| Assignment |
In the records that come next, find every line with "title". Return those lines.
*** Begin section ***
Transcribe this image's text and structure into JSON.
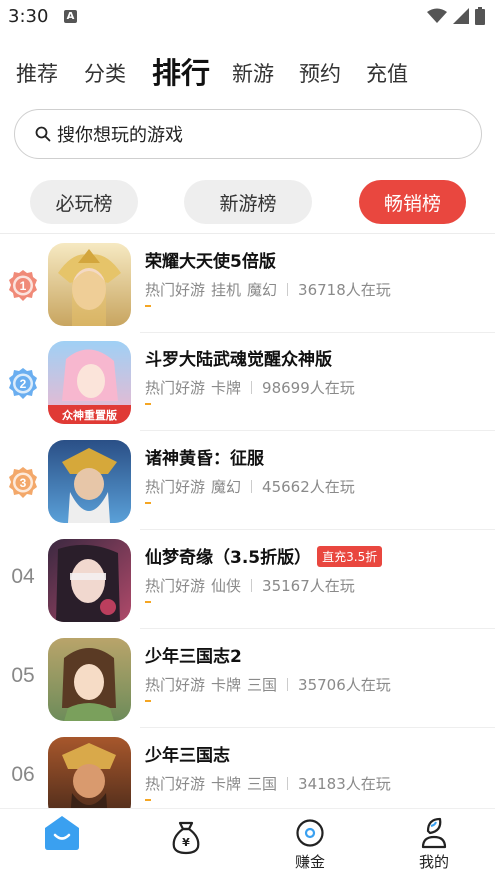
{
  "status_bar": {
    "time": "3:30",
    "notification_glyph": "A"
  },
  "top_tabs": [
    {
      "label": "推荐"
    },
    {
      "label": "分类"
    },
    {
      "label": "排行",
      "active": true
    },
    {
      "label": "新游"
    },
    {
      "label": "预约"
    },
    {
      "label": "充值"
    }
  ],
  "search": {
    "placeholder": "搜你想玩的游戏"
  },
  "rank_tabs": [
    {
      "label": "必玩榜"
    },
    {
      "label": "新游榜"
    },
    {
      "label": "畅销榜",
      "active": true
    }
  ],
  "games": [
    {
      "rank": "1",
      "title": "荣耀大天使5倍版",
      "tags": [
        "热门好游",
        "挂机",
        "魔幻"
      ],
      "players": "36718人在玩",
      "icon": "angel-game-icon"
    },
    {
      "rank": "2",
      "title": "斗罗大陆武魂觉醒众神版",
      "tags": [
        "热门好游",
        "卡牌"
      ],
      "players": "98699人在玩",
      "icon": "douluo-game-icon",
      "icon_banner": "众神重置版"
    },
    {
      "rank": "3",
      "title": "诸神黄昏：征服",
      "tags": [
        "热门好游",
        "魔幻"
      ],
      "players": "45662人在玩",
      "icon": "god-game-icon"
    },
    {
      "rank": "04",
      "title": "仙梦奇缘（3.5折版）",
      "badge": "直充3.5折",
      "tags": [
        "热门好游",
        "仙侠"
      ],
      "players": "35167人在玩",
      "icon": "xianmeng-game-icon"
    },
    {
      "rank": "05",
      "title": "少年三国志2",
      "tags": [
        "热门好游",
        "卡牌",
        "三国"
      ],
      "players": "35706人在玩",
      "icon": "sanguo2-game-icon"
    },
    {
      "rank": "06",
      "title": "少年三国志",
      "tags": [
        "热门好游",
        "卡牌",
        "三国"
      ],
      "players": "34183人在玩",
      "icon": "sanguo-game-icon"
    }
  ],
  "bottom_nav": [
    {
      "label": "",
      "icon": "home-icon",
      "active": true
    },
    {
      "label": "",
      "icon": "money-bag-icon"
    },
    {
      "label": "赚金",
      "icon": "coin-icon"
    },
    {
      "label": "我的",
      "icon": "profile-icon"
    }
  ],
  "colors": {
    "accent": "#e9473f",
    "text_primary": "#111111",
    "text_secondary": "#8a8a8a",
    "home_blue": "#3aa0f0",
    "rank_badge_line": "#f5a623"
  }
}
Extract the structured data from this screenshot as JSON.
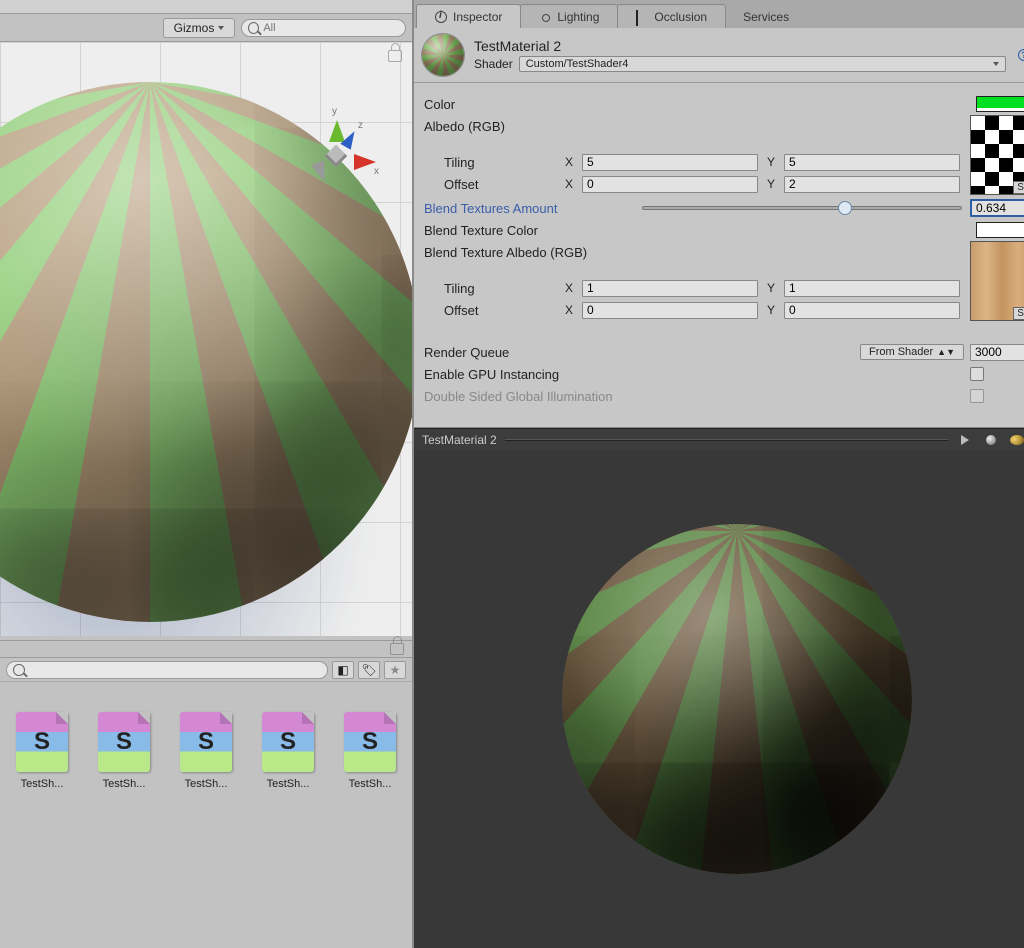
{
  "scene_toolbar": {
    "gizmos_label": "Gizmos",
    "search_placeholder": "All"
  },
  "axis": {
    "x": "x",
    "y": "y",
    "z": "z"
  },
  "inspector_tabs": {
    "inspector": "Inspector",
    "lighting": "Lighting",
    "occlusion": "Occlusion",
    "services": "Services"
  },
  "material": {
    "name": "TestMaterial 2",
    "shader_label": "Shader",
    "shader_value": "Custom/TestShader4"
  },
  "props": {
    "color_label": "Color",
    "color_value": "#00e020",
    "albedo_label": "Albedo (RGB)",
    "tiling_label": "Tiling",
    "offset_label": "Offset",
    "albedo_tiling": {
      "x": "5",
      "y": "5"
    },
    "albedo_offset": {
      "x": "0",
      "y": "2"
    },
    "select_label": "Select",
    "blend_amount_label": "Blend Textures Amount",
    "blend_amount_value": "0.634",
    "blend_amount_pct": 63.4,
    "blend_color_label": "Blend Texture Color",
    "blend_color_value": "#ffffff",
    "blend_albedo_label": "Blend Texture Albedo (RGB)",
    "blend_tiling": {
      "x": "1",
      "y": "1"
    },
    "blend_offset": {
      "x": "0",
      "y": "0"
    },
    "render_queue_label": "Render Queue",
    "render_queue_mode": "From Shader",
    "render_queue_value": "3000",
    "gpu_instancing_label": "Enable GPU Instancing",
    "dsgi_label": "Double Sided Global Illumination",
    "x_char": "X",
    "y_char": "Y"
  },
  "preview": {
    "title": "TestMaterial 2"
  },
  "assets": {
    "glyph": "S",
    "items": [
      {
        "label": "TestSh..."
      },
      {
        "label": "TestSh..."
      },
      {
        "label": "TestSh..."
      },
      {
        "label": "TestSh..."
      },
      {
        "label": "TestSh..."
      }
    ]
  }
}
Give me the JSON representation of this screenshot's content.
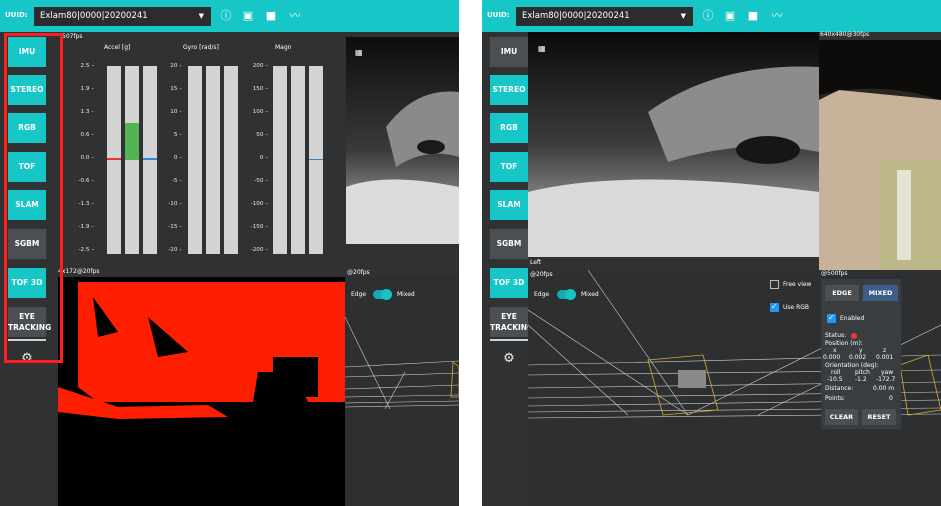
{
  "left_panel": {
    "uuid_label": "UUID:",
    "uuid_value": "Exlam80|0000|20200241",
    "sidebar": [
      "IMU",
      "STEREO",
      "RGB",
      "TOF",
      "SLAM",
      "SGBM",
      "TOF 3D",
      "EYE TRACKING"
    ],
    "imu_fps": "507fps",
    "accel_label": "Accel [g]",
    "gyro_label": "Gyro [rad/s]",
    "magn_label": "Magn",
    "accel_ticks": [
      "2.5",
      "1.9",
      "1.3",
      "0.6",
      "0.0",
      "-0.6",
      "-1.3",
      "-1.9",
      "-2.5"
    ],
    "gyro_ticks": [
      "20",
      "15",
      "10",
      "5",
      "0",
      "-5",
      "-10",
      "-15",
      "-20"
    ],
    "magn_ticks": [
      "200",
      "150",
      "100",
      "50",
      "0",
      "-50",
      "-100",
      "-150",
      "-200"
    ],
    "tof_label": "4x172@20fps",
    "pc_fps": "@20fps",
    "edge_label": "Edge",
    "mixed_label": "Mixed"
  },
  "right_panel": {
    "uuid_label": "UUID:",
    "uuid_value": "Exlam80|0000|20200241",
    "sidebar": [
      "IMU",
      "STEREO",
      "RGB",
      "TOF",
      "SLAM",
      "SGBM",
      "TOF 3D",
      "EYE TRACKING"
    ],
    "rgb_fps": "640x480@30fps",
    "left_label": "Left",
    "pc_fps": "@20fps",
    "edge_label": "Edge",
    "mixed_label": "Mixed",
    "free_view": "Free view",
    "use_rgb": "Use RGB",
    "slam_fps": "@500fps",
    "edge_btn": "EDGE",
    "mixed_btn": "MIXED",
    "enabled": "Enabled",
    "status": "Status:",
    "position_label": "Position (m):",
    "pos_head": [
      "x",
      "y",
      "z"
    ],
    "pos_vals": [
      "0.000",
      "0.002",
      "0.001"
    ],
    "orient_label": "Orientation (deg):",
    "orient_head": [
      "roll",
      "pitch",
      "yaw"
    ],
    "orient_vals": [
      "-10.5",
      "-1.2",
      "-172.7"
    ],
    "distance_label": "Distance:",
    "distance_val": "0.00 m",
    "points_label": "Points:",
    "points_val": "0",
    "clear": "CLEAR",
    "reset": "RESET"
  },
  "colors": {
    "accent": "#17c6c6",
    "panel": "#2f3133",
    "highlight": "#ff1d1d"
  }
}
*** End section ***
| Solution |
      "title": "荣耀大天使5倍版",
      "title": "斗罗大陆武魂觉醒众神版",
      "title": "诸神黄昏：征服",
      "title": "仙梦奇缘（3.5折版）",
      "title": "少年三国志2",
      "title": "少年三国志",
    "title": "TestMaterial 2"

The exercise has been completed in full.